that the intersection
points will have to be found using binary search methods. We will have a subroutine
called SPLIT_SEARCH that is called with two integer parameters, r and s. The points
PArray[r] and PArray[s] will then lie on opposite sides of L. SPLIT_SEARCH then
checks whether the vertice "halfway" between r and s (more precisely, the vertex given
by t = r + abs(s-r)/2 ) lies on the same or opposite side of L from r. In the first case,
SPLIT_SEARCH will recursively invoke itself on the section given by t and s, otherwise
on the one given by r and t. When r and s are consective integers (in the modular sense)
then SPLIT_SEARCH returns the intersection of the edge PArray[r]PArray[s] with L.
Of course, SPLIT_SEARCH will only be called upon when we have found
at opposite sides of L. We now need a binary search method for such a pair of points, if
indeed they exist.
FIND_OPPOSITE is the routine which finds a pair of opposite points,
if they exist. It also
receives as a parameter a pair of r, s of integers. We now describe it.
FIND_OPPOSITE starts by checking whether PArray[r] and PArray[s]
lie at opposite sides
of L. In this case, it calls SPLIT_SEARCH on the two sections of PArray defined by r and s.
If both points lie on the same side of L, Let Q be the
closest to L, and W the furthest. Let L'
the line through Q parallel to L. Let Q' be the point preceding Q in PArray and Q'' the point following Q.
There are several cases to consider, according to the relative positions of L', Q' and Q''.
Case1: Both Q' and Q'' might lie between L and
L', so closer to L than Q. It is easier then
verify that convexity implies now that the whole of P lies to the same side of L as Q'.
(The line L' is said in this case to support P at Q.) But that would then establish Q

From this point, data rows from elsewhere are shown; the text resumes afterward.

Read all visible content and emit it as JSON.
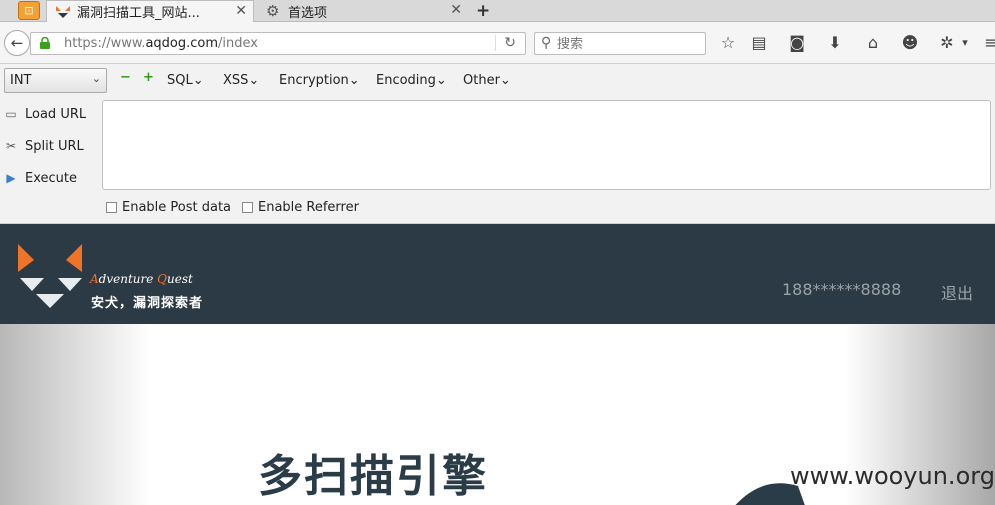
{
  "browser": {
    "tabs": [
      {
        "label": "漏洞扫描工具_网站...",
        "active": true
      },
      {
        "label": "首选项",
        "active": false
      }
    ],
    "url": {
      "scheme": "https://www.",
      "host": "aqdog.com",
      "path": "/index"
    },
    "search_placeholder": "搜索"
  },
  "hackbar": {
    "select_value": "INT",
    "menus": [
      "SQL",
      "XSS",
      "Encryption",
      "Encoding",
      "Other"
    ],
    "buttons": {
      "load": "Load URL",
      "split": "Split URL",
      "execute": "Execute"
    },
    "checkboxes": {
      "post": "Enable Post data",
      "referrer": "Enable Referrer"
    }
  },
  "site": {
    "logo_line1_a": "A",
    "logo_line1_b": "dventure ",
    "logo_line1_c": "Q",
    "logo_line1_d": "uest",
    "logo_line2": "安犬，漏洞探索者",
    "user_phone": "188******8888",
    "logout": "退出",
    "hero_title": "多扫描引擎",
    "watermark": "www.wooyun.org"
  },
  "colors": {
    "header_bg": "#2b3a44",
    "accent": "#f07428"
  }
}
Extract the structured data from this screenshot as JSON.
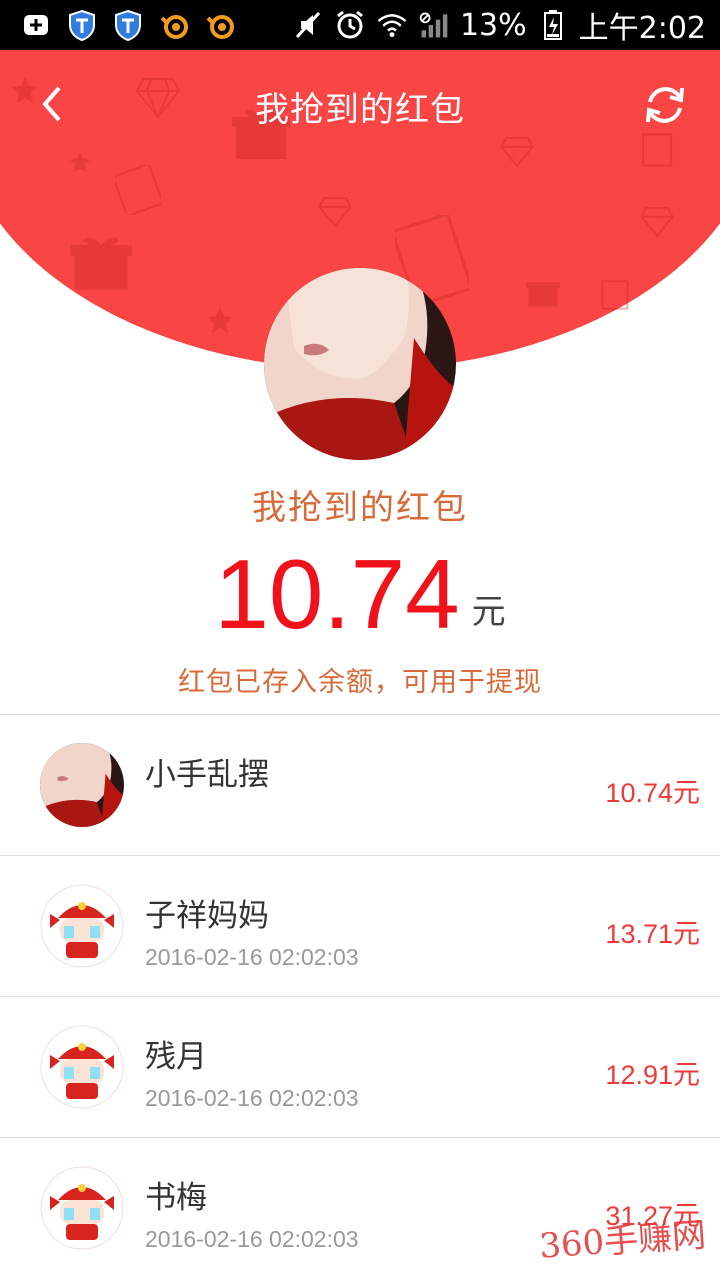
{
  "status_bar": {
    "battery": "13%",
    "time": "上午2:02",
    "icons": [
      "add-box-icon",
      "shield-icon",
      "shield-icon",
      "squirrel-icon",
      "squirrel-icon",
      "mute-icon",
      "alarm-icon",
      "wifi-icon",
      "signal-icon",
      "battery-icon"
    ]
  },
  "header": {
    "title": "我抢到的红包",
    "back_icon": "chevron-left-icon",
    "refresh_icon": "refresh-icon"
  },
  "summary": {
    "title": "我抢到的红包",
    "amount": "10.74",
    "unit": "元",
    "note": "红包已存入余额，可用于提现"
  },
  "list": {
    "items": [
      {
        "name": "小手乱摆",
        "time": "",
        "amount": "10.74元",
        "avatar": "photo"
      },
      {
        "name": "子祥妈妈",
        "time": "2016-02-16 02:02:03",
        "amount": "13.71元",
        "avatar": "cartoon"
      },
      {
        "name": "残月",
        "time": "2016-02-16 02:02:03",
        "amount": "12.91元",
        "avatar": "cartoon"
      },
      {
        "name": "书梅",
        "time": "2016-02-16 02:02:03",
        "amount": "31.27元",
        "avatar": "cartoon"
      }
    ]
  },
  "watermark": "360手赚网",
  "colors": {
    "header_red": "#fa4545",
    "amount_red": "#f0121b",
    "accent_orange": "#d86a3a"
  }
}
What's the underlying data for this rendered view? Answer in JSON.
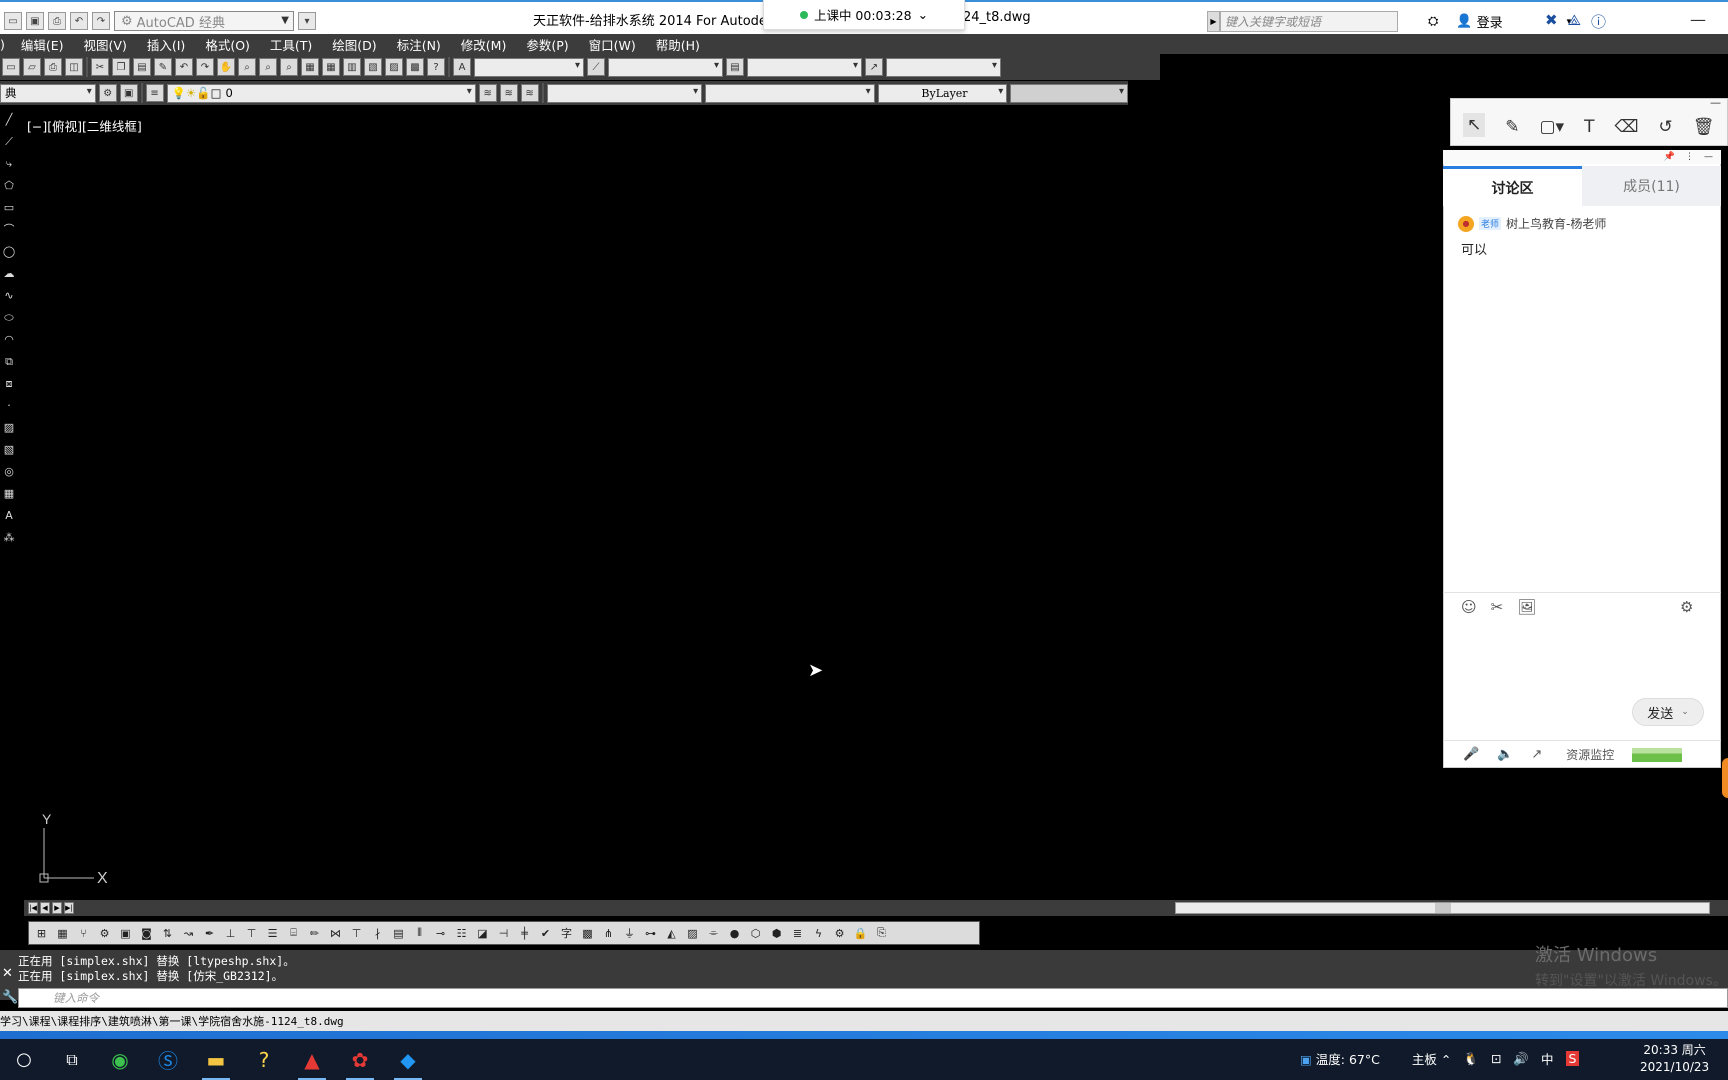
{
  "title": {
    "workspace": "AutoCAD 经典",
    "app_title": "天正软件-给排水系统 2014 For Autodesk",
    "file_suffix": "24_t8.dwg",
    "search_placeholder": "键入关键字或短语",
    "login": "登录"
  },
  "class_timer": {
    "status": "上课中 00:03:28"
  },
  "menu": [
    "编辑(E)",
    "视图(V)",
    "插入(I)",
    "格式(O)",
    "工具(T)",
    "绘图(D)",
    "标注(N)",
    "修改(M)",
    "参数(P)",
    "窗口(W)",
    "帮助(H)"
  ],
  "menu_partial": ")",
  "toolbar2": {
    "workspace_partial": "典",
    "layer_name": "0",
    "linetype": "ByLayer"
  },
  "viewport": {
    "label": "[−][俯视][二维线框]",
    "ucs_x": "X",
    "ucs_y": "Y"
  },
  "command": {
    "line1": "正在用 [simplex.shx] 替换 [ltypeshp.shx]。",
    "line2": "正在用 [simplex.shx] 替换 [仿宋_GB2312]。",
    "placeholder": "键入命令"
  },
  "status_path": "学习\\课程\\课程排序\\建筑喷淋\\第一课\\学院宿舍水施-1124_t8.dwg",
  "chat": {
    "tabs": [
      "讨论区",
      "成员(11)"
    ],
    "sender_badge": "老师",
    "sender_name": "树上鸟教育-杨老师",
    "message": "可以",
    "send_label": "发送",
    "resource_label": "资源监控"
  },
  "watermark": {
    "line1": "激活 Windows",
    "line2": "转到\"设置\"以激活 Windows。"
  },
  "tray": {
    "temperature": "温度: 67°C",
    "board": "主板",
    "ime": "中"
  },
  "clock": {
    "time": "20:33 周六",
    "date": "2021/10/23"
  },
  "colors": {
    "accent": "#2a7de1",
    "cad_bg": "#000000",
    "toolbar": "#3c3c3c",
    "taskbar": "#101a2a"
  }
}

as the furthest point in P to L, in obvious contradiction with the choice of Q. So this case
will never occur.
Case2: Both Q' and Q'' lie in the side of L' away
from L. In this case, all of P is on the side
of L' away from L and there are no points to be found. FIND_OPPOSITE ends, indicating
that the intersection does not exist.
Case3: Only one of Q' and Q'' lies on the side of L'
closer to L. Without loss of generality,
assume this is Q'. Any intersection will happen in the section of the boundary between Q'
and W that does not contain Q. We find Z the point halfway between W and Q'. If Z is on
the opposite side of L from Q' we finish by calling SPLIT_SEARCH with the integers
corresponding to Q' and Z, and also with those corresponding to Z and W. If Z is on the
same side of L as Q', but closer to L, the intersection, if it exists, lies between Z and W and
we shall call FIND_OPPOSITE on the pair Z, W. Otherwise, on the pair Q', Z.
We initiate the procedure by calling FIND_OPPOSITE on the integers 0, n/2.
Each execution of the SPLIT_SEARCH of FIND_OPPOSITE needs constant
time to run,
and reduces the problem to one about half the size. So we will need about log(n) number
of executions of either routine, which is also the order of the running time = O(log(n)).